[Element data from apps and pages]
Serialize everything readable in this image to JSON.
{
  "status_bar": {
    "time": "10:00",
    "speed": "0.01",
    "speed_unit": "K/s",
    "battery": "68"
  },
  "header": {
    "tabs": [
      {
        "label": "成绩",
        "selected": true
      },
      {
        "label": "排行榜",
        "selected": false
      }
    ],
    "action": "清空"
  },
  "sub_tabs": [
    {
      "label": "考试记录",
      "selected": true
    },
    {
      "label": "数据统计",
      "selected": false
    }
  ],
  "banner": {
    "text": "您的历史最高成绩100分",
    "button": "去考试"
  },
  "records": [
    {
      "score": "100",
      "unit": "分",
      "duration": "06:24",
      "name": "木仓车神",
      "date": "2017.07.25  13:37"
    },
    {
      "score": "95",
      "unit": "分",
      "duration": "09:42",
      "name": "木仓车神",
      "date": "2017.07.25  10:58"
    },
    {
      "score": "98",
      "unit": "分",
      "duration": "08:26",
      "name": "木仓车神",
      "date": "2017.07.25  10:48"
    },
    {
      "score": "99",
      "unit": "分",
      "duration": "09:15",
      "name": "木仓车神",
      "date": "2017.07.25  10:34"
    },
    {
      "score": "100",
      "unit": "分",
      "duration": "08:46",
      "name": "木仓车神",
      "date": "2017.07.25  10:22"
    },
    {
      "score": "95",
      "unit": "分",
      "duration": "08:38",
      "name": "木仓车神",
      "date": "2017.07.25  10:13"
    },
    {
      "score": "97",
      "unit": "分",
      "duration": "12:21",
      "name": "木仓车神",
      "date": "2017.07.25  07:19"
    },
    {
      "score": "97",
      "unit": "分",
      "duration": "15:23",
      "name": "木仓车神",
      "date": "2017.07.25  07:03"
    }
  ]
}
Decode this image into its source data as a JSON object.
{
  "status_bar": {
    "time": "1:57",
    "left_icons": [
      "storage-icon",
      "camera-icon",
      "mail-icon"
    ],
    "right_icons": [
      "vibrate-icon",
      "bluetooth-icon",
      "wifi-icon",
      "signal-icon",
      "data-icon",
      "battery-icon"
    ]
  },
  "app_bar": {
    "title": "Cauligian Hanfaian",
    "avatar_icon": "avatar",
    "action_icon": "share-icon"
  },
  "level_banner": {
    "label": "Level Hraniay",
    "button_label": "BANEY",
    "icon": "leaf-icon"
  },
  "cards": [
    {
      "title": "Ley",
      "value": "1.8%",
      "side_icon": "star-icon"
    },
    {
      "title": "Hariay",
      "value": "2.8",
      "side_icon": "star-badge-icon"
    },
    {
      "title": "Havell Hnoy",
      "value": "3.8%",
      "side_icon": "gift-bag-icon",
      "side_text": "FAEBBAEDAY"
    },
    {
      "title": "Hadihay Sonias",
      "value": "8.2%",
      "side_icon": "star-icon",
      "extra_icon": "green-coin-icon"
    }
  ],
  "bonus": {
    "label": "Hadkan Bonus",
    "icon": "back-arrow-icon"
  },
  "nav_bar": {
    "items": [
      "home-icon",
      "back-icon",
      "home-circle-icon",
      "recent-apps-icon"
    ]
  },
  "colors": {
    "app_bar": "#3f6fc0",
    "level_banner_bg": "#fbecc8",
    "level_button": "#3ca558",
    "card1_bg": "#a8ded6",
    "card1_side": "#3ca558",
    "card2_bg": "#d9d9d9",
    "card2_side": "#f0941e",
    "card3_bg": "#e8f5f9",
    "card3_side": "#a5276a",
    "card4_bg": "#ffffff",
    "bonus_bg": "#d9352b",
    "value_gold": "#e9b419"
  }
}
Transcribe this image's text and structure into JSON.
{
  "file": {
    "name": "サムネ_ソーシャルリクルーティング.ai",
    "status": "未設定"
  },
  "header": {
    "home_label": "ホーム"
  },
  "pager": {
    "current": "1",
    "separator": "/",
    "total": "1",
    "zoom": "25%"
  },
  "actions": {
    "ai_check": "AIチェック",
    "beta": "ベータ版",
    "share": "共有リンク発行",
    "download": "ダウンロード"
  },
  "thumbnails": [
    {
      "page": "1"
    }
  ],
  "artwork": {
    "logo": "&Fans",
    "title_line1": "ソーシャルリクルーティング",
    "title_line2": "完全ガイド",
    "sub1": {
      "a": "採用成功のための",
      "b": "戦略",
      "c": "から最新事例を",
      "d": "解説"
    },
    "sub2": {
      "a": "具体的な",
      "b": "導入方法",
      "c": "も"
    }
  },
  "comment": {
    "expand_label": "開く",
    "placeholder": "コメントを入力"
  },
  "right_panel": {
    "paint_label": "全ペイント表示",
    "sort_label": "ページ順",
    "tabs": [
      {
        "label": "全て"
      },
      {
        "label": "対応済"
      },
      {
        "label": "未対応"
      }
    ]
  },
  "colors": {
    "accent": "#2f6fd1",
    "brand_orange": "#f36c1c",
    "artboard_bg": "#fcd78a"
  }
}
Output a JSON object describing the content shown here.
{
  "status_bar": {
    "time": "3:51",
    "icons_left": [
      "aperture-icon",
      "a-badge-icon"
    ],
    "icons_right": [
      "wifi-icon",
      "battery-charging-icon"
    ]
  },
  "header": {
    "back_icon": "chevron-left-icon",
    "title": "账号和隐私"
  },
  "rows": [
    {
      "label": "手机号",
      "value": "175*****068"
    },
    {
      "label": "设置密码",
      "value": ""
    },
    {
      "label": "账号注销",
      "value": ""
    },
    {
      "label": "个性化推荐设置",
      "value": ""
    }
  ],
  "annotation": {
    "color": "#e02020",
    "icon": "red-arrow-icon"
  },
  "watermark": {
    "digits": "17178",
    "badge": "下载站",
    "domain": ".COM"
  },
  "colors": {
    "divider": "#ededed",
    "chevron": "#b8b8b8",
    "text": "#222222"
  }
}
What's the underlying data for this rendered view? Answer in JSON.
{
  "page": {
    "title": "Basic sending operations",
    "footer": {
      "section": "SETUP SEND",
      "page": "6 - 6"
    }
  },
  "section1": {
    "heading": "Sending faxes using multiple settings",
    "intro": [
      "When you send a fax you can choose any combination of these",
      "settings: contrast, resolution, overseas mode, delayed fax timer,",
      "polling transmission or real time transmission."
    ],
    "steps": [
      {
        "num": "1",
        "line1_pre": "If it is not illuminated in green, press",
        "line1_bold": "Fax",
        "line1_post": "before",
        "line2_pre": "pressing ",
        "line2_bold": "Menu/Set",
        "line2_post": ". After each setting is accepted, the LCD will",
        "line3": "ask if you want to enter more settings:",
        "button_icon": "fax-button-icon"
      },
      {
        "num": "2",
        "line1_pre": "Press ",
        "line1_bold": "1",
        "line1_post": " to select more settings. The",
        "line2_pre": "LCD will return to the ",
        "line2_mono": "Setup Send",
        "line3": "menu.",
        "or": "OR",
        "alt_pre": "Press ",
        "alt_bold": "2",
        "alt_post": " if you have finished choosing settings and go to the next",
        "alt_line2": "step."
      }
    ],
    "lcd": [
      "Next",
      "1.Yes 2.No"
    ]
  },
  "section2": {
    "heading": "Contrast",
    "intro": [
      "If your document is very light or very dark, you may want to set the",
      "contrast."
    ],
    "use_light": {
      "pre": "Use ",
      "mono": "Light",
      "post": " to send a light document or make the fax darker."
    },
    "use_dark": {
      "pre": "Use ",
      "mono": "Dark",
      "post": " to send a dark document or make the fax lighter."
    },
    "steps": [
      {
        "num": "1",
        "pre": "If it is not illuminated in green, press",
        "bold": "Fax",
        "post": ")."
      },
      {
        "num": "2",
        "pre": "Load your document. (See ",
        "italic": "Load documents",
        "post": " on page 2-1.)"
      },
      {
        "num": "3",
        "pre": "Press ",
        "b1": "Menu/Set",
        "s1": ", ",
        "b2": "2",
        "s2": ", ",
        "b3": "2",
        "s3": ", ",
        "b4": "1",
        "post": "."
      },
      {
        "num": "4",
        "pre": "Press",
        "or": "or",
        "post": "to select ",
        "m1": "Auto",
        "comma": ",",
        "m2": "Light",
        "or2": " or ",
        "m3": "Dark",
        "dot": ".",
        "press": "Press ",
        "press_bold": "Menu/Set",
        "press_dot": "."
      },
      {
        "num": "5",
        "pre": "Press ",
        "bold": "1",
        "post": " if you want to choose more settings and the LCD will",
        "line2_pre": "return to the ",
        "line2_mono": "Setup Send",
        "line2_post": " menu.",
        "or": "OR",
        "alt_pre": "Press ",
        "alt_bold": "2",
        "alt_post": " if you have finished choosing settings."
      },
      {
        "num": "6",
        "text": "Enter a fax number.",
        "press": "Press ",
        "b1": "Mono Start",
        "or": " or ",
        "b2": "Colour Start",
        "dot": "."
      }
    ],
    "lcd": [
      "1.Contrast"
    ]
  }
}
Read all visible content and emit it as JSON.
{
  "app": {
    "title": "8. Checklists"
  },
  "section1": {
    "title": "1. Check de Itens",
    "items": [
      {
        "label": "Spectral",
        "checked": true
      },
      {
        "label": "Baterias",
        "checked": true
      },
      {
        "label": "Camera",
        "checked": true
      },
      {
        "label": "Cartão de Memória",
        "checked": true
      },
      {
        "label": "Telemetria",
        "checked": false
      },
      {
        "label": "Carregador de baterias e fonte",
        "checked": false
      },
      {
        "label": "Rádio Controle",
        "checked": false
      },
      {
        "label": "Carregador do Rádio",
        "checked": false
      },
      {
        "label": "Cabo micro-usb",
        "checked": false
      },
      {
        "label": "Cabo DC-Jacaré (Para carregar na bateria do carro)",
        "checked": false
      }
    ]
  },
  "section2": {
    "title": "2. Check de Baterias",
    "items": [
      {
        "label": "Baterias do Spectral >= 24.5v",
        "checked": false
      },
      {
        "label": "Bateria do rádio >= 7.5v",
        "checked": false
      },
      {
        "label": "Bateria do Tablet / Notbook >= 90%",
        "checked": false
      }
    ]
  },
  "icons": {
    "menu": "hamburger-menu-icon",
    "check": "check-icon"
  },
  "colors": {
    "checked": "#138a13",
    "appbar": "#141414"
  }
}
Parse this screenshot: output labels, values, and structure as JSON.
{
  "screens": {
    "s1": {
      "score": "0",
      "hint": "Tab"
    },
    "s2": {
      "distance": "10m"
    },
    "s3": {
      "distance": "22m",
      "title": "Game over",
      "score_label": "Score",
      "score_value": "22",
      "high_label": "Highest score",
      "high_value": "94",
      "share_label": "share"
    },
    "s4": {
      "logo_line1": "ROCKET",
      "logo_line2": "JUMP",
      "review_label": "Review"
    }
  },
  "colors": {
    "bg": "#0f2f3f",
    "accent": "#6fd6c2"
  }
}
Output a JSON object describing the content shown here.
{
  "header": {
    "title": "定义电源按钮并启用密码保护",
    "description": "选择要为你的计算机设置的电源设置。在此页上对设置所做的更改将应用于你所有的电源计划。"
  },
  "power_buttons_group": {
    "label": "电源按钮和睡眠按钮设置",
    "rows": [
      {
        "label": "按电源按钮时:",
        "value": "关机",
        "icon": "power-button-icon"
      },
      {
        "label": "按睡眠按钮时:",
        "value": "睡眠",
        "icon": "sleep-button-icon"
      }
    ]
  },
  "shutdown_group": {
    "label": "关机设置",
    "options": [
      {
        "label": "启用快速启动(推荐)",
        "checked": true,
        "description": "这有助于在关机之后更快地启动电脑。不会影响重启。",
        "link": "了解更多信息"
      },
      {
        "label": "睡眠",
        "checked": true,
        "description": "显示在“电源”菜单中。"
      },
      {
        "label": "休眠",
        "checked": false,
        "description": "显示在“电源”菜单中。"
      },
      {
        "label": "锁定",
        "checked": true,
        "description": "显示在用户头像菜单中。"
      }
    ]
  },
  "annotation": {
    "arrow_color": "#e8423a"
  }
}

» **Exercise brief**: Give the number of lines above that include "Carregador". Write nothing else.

» **Expected answer**: 2